Image: “African-Americans waiting for train, Starkville, 1/1923,” Robert and Sadye Wier papers, Special Collections Department, Mississippi State University”
History of Starkville
Starkville’s history is well established. It’s told as a heroic and progressive tale of Choctaw natives giving way to white pioneers who built the original Boardtown (renamed Starkville in 1835), fought for the Confederacy, and then gradually adapted their town to suit the changing circumstances of the post-Reconstruction South. Thanks to their efforts, which were aided by the founding of Mississippi A & M College (now Mississippi State University) in 1878, twentieth-century Starkville grew to become an important center of dairying and textile production; it was home to the Cooperative Creamery, the John M. Stone Cotton Mill, and the Borden Milk Plant, the largest Borden facility in the South. As residents watched their town grow, they boasted that Starkville was “the dairy capital of the South.” Today, with the former textile mill converted into a newly-renovated conference center, and the Borden Milk Plant transformed into retail space, it is Mississippi State University that frames Starkville’s current identity as “Mississippi’s college town.”
While all residents take pride in the town’s success, questions remain. Where are Starkville’s African American citizens to be found in this heroic and progressive history? The answer is mostly nowhere; local histories barely acknowledge that African Americans existed in the town or region, or that they made significant contributions to the town’s growth and success.
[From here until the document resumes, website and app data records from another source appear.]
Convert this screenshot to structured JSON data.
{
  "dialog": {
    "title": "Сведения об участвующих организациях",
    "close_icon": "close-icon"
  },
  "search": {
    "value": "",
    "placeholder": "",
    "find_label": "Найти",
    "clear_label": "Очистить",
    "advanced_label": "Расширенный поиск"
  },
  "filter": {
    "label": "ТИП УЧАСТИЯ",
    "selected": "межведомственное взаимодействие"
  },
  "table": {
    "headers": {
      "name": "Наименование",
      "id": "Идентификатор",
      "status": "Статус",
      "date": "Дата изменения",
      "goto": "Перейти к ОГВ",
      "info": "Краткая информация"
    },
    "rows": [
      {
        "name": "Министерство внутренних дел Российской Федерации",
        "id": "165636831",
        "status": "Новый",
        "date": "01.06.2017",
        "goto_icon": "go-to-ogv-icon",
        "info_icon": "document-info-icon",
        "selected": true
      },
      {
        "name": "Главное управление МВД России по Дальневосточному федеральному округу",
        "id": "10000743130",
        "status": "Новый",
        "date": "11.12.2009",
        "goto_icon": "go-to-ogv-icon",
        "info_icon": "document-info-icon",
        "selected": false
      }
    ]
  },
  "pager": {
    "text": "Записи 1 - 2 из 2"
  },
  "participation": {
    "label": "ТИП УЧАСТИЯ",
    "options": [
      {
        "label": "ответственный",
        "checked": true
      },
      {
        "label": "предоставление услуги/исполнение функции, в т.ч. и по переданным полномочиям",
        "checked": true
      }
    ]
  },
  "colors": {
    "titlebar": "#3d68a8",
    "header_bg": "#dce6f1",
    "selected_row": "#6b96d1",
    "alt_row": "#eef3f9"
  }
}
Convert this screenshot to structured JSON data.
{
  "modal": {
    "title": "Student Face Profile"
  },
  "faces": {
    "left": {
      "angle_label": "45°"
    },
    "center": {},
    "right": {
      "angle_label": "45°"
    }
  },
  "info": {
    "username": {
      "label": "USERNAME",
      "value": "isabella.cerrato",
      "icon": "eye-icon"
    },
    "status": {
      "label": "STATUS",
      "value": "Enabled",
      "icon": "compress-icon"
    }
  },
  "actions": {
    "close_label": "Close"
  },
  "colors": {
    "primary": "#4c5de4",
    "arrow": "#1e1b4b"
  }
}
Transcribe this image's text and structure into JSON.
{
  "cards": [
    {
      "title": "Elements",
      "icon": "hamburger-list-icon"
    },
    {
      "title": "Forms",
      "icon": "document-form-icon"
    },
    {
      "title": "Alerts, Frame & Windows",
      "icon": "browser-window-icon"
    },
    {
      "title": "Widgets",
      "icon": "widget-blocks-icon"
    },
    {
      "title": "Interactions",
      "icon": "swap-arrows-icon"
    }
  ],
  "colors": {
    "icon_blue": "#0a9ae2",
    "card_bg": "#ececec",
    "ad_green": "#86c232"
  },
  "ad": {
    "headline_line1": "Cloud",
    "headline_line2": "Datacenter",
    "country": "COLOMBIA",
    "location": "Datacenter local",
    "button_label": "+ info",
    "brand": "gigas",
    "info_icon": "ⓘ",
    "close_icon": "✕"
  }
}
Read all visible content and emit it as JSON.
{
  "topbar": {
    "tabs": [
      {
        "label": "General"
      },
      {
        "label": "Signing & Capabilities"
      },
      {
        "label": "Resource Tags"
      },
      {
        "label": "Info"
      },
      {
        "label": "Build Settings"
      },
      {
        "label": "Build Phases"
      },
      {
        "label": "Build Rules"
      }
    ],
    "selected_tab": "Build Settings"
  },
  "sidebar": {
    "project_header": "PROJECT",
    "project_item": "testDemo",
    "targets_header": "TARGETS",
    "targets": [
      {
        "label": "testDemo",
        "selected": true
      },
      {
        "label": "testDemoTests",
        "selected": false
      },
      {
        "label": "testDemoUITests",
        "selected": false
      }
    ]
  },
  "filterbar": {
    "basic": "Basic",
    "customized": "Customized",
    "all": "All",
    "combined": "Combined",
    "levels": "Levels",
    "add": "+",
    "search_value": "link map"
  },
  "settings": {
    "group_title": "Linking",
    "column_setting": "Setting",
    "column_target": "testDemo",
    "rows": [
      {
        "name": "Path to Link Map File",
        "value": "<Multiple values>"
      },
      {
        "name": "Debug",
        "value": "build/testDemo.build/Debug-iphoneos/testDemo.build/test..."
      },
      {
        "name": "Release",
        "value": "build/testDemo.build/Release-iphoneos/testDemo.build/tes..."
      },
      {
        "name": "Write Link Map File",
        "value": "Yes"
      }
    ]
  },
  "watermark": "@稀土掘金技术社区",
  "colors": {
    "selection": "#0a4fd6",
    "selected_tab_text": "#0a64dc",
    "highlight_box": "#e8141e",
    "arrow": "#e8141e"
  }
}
African Americans were present in sizable numbers from the town’s founding. Starkville’s home county, Oktibbeha, had a majority African American population in 1840 and continued to have one until 1950. Slave labor thus built Boardtown, and continued to sustain Starkville, its local businesses, and the plantations and farms that surrounded it until the Civil War. After the war, free African Americans established their own churches, schools, and businesses inside the town; they purchased land, built homes, and farmed just outside it. After the founding of Mississippi A & M, many also worked for the University, even though they could not attend it. Despite the strictures imposed by Jim Crow segregation, they made every effort to advance themselves and their families while also contributing to Starkville’s growth. Finally, when time came during the 1960s, they pushed for change by staging their own civil rights movement. Telling Starkville’s history from the vantage point of its African American residents thus refocuses the story. It emphasizes the significance of race in shaping the history of this town and relationship among its residents; it also highlights different historical events as turning points in the town’s past. Most important of all, it challenges the progressive story the town tells about itself.
Unlike many places in Mississippi, Starkville saw significant population growth during the twentieth century, expanding from 1,986 people in 1900 to just about 25,000 in 2013. The 1910s were the only decade where the town’s population declined. Some of this growth undoubtedly reflected the broad statewide shift of people from rural to urban locations during the twentieth century. But the presence of a growing state university and industries such as the Borden Milk Plant, also served as major draws, putting their own unique stamps on Starkville’s growth.
As the maps below detail, Starkville was also a racially segregated town. At the time of the Civil Rights Movement, African Americans were heavily concentrated in the northwest corner of town, as they had been for some time. Today, too, this remains a predominantly African American neighborhood.
|Year||Total Population||Whites||%||African Americans||%|